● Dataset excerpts

-- Opening Marker --

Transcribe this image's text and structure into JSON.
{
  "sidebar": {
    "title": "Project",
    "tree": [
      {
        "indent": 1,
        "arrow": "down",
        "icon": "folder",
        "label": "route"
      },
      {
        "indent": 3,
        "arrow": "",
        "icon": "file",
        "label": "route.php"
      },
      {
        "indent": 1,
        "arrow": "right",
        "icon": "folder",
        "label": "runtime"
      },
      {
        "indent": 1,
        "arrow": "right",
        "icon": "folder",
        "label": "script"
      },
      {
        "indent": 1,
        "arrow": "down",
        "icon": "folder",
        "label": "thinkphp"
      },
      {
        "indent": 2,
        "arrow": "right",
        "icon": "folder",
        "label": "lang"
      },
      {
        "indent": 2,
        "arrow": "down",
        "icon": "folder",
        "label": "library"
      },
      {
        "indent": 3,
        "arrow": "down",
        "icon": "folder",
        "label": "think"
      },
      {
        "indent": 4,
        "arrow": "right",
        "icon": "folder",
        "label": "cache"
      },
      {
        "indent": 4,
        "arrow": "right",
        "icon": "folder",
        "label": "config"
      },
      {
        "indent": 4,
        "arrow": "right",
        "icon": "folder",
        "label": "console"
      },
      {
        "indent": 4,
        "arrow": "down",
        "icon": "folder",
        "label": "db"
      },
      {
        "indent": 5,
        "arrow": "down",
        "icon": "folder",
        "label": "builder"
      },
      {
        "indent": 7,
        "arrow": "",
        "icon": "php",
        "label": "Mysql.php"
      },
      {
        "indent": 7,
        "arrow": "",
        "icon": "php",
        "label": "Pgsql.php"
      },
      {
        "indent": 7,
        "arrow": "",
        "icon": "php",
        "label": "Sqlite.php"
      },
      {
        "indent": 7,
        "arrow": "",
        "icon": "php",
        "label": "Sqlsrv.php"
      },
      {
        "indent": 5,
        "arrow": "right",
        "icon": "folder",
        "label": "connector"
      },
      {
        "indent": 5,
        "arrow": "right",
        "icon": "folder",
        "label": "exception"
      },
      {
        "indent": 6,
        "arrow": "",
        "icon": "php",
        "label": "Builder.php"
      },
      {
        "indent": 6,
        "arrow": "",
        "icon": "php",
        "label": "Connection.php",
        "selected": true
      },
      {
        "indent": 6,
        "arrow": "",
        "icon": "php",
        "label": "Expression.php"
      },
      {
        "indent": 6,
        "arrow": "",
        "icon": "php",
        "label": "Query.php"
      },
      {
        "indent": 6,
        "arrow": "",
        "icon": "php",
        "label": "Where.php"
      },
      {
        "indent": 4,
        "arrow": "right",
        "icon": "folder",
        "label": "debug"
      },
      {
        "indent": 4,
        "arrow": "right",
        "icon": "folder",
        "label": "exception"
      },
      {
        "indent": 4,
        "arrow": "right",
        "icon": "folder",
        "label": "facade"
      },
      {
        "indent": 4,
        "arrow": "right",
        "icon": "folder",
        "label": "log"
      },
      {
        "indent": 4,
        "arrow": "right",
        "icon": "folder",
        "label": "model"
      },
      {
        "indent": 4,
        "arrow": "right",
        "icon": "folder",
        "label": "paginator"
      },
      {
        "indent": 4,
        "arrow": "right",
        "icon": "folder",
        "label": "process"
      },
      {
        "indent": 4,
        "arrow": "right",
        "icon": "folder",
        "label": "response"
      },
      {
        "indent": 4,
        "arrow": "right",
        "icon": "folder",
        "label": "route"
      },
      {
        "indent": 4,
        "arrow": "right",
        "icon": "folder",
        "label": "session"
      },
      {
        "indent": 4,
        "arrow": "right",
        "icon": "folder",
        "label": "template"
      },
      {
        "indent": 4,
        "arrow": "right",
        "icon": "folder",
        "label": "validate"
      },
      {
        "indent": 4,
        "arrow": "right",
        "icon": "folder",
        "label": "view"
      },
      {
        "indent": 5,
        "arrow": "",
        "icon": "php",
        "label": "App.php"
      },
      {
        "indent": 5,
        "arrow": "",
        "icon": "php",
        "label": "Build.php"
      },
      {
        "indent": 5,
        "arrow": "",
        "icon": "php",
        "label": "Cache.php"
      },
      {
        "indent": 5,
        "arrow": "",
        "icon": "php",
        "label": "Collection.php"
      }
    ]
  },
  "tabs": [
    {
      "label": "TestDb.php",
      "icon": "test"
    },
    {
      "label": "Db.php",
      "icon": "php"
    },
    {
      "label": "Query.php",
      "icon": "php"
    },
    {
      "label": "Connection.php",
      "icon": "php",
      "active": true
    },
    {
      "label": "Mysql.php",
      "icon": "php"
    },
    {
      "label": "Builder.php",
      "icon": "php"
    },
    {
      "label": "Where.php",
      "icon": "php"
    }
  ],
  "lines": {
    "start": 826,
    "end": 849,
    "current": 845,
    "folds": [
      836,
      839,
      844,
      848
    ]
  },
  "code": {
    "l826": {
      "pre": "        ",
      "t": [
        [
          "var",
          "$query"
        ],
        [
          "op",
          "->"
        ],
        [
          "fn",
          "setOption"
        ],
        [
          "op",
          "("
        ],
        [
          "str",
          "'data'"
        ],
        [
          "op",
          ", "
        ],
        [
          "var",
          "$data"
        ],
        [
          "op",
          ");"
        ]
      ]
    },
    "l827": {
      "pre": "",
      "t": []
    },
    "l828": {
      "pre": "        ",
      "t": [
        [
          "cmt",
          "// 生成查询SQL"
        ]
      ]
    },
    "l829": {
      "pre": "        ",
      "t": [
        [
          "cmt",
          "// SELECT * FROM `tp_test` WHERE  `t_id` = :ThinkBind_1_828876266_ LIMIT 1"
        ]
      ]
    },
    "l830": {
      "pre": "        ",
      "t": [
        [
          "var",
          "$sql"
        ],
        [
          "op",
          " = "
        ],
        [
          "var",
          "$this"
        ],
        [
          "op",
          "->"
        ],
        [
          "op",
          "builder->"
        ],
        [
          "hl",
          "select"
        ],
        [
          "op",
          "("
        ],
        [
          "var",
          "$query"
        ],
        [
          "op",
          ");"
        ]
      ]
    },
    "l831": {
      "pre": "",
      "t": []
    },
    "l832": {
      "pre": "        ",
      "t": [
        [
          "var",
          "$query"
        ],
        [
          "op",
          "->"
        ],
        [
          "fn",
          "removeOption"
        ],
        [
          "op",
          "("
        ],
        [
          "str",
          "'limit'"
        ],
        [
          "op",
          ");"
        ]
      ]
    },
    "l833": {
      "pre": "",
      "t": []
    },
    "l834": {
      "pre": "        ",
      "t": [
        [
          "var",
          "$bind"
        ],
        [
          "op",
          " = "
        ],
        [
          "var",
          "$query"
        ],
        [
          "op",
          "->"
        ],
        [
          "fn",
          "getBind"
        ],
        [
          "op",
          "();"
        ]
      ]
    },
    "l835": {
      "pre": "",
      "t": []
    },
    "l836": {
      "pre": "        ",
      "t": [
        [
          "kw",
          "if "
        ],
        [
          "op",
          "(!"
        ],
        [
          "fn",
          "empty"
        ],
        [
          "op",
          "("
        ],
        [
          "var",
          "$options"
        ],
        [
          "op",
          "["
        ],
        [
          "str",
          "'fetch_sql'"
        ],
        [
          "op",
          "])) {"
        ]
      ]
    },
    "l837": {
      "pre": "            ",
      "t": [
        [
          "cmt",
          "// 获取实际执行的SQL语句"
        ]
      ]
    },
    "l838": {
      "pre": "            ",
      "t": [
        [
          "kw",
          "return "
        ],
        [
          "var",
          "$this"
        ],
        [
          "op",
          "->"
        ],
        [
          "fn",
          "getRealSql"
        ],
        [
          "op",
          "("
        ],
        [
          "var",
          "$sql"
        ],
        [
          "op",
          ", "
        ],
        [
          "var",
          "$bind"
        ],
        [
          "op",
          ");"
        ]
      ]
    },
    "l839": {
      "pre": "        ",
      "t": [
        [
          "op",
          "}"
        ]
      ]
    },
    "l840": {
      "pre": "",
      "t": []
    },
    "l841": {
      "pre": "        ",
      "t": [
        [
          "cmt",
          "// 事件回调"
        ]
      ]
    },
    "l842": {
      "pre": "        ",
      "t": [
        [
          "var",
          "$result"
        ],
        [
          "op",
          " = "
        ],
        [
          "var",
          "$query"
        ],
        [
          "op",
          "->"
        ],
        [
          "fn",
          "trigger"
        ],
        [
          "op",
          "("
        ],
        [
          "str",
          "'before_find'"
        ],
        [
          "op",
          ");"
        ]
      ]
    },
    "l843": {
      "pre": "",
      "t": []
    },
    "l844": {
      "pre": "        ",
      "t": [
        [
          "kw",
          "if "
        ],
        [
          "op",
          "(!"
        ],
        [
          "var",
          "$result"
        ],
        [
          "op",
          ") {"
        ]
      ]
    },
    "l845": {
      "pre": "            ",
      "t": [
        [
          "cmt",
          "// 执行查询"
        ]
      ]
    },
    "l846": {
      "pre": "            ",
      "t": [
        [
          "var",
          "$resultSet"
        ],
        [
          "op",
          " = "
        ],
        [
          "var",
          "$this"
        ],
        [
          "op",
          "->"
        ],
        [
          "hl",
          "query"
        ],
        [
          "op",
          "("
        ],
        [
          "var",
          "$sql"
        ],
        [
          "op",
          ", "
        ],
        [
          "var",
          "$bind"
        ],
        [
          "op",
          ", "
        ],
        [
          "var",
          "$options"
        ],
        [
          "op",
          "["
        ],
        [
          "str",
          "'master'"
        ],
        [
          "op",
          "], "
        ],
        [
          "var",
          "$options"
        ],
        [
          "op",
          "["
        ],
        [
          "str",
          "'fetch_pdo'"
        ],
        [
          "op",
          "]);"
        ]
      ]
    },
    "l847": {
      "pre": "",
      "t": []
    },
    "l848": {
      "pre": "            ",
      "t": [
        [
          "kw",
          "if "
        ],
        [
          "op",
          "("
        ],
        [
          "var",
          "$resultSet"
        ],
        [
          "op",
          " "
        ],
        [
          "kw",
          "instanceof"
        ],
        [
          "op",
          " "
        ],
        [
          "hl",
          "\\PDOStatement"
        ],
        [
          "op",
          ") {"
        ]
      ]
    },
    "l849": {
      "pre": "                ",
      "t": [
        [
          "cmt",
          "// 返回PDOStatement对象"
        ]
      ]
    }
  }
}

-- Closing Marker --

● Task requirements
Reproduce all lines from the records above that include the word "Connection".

● Task response
        "label": "Connection.php",
      "label": "Connection.php",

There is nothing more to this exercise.